[Website and app data records]

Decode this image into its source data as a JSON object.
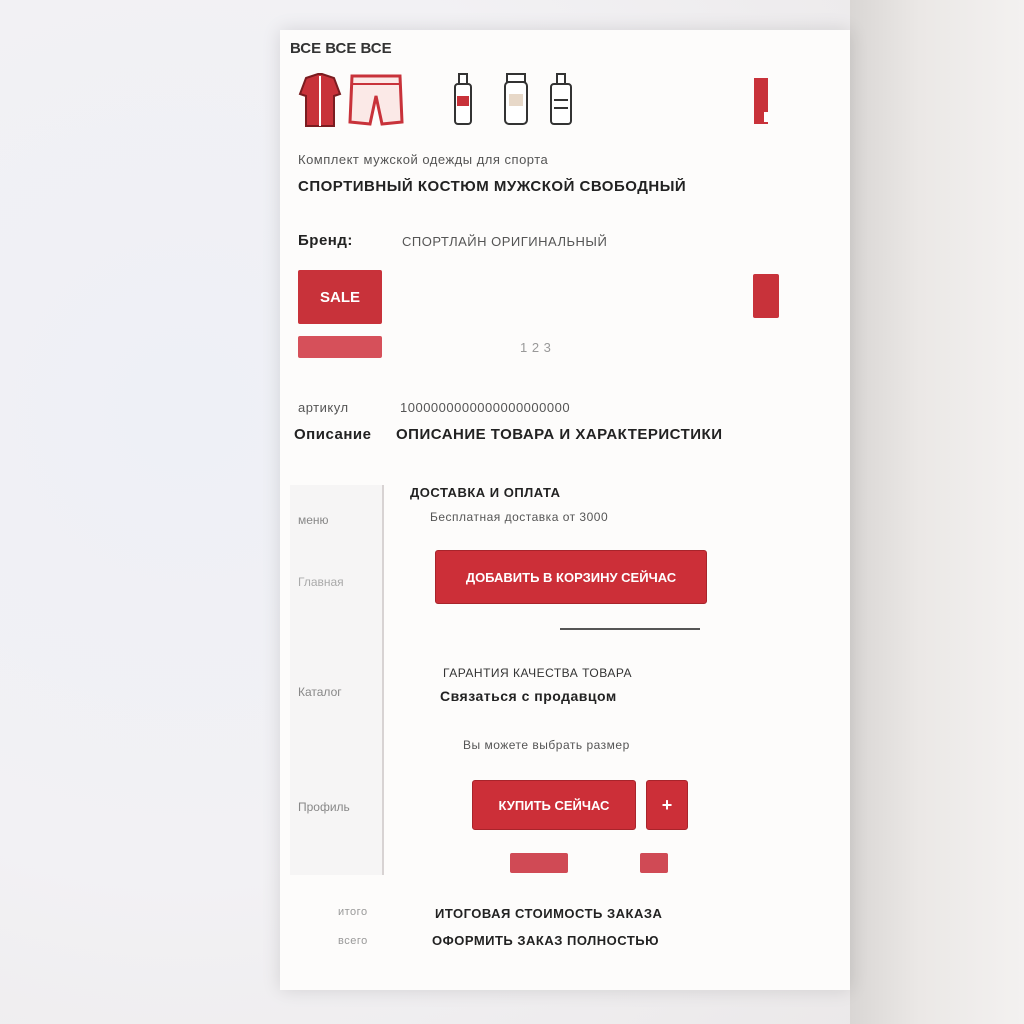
{
  "header": {
    "tabs_text": "ВСЕ ВСЕ ВСЕ"
  },
  "icons": {
    "items": [
      "jacket-icon",
      "shorts-icon",
      "bottle-icon",
      "jar-icon",
      "spray-bottle-icon",
      "tag-icon"
    ]
  },
  "product": {
    "line1": "Комплект мужской одежды для спорта",
    "line2": "СПОРТИВНЫЙ КОСТЮМ МУЖСКОЙ СВОБОДНЫЙ",
    "brand_label": "Бренд:",
    "brand_value": "СПОРТЛАЙН ОРИГИНАЛЬНЫЙ",
    "sale_chip": "SALE",
    "price_small": "1 2 3"
  },
  "details": {
    "label_small": "артикул",
    "value_small": "1000000000000000000000",
    "label_bold": "Описание",
    "value_bold": "ОПИСАНИЕ ТОВАРА И ХАРАКТЕРИСТИКИ"
  },
  "sidebar": {
    "items": [
      "меню",
      "Главная",
      "Каталог",
      "Профиль"
    ]
  },
  "panel": {
    "heading": "ДОСТАВКА И ОПЛАТА",
    "subheading": "Бесплатная доставка от 3000",
    "primary_button": "ДОБАВИТЬ В КОРЗИНУ СЕЙЧАС",
    "info_line1": "ГАРАНТИЯ КАЧЕСТВА ТОВАРА",
    "info_line2": "Связаться с продавцом",
    "note": "Вы  можете выбрать размер",
    "buy_button": "КУПИТЬ СЕЙЧАС",
    "plus_button": "+"
  },
  "footer": {
    "small1": "итого",
    "small2": "всего",
    "line1": "ИТОГОВАЯ СТОИМОСТЬ ЗАКАЗА",
    "line2": "ОФОРМИТЬ ЗАКАЗ ПОЛНОСТЬЮ"
  },
  "colors": {
    "accent": "#c8323a",
    "page": "#fdfcfb"
  }
}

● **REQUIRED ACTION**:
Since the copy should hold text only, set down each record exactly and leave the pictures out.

● **ANSWER AREA**:
Decode this image into its source data as a JSON object.
{
  "header": {
    "tabs_text": "ВСЕ ВСЕ ВСЕ"
  },
  "icons": {
    "items": [
      "jacket-icon",
      "shorts-icon",
      "bottle-icon",
      "jar-icon",
      "spray-bottle-icon",
      "tag-icon"
    ]
  },
  "product": {
    "line1": "Комплект мужской одежды для спорта",
    "line2": "СПОРТИВНЫЙ КОСТЮМ МУЖСКОЙ СВОБОДНЫЙ",
    "brand_label": "Бренд:",
    "brand_value": "СПОРТЛАЙН ОРИГИНАЛЬНЫЙ",
    "sale_chip": "SALE",
    "price_small": "1 2 3"
  },
  "details": {
    "label_small": "артикул",
    "value_small": "1000000000000000000000",
    "label_bold": "Описание",
    "value_bold": "ОПИСАНИЕ ТОВАРА И ХАРАКТЕРИСТИКИ"
  },
  "sidebar": {
    "items": [
      "меню",
      "Главная",
      "Каталог",
      "Профиль"
    ]
  },
  "panel": {
    "heading": "ДОСТАВКА И ОПЛАТА",
    "subheading": "Бесплатная доставка от 3000",
    "primary_button": "ДОБАВИТЬ В КОРЗИНУ СЕЙЧАС",
    "info_line1": "ГАРАНТИЯ КАЧЕСТВА ТОВАРА",
    "info_line2": "Связаться с продавцом",
    "note": "Вы  можете выбрать размер",
    "buy_button": "КУПИТЬ СЕЙЧАС",
    "plus_button": "+"
  },
  "footer": {
    "small1": "итого",
    "small2": "всего",
    "line1": "ИТОГОВАЯ СТОИМОСТЬ ЗАКАЗА",
    "line2": "ОФОРМИТЬ ЗАКАЗ ПОЛНОСТЬЮ"
  },
  "colors": {
    "accent": "#c8323a",
    "page": "#fdfcfb"
  }
}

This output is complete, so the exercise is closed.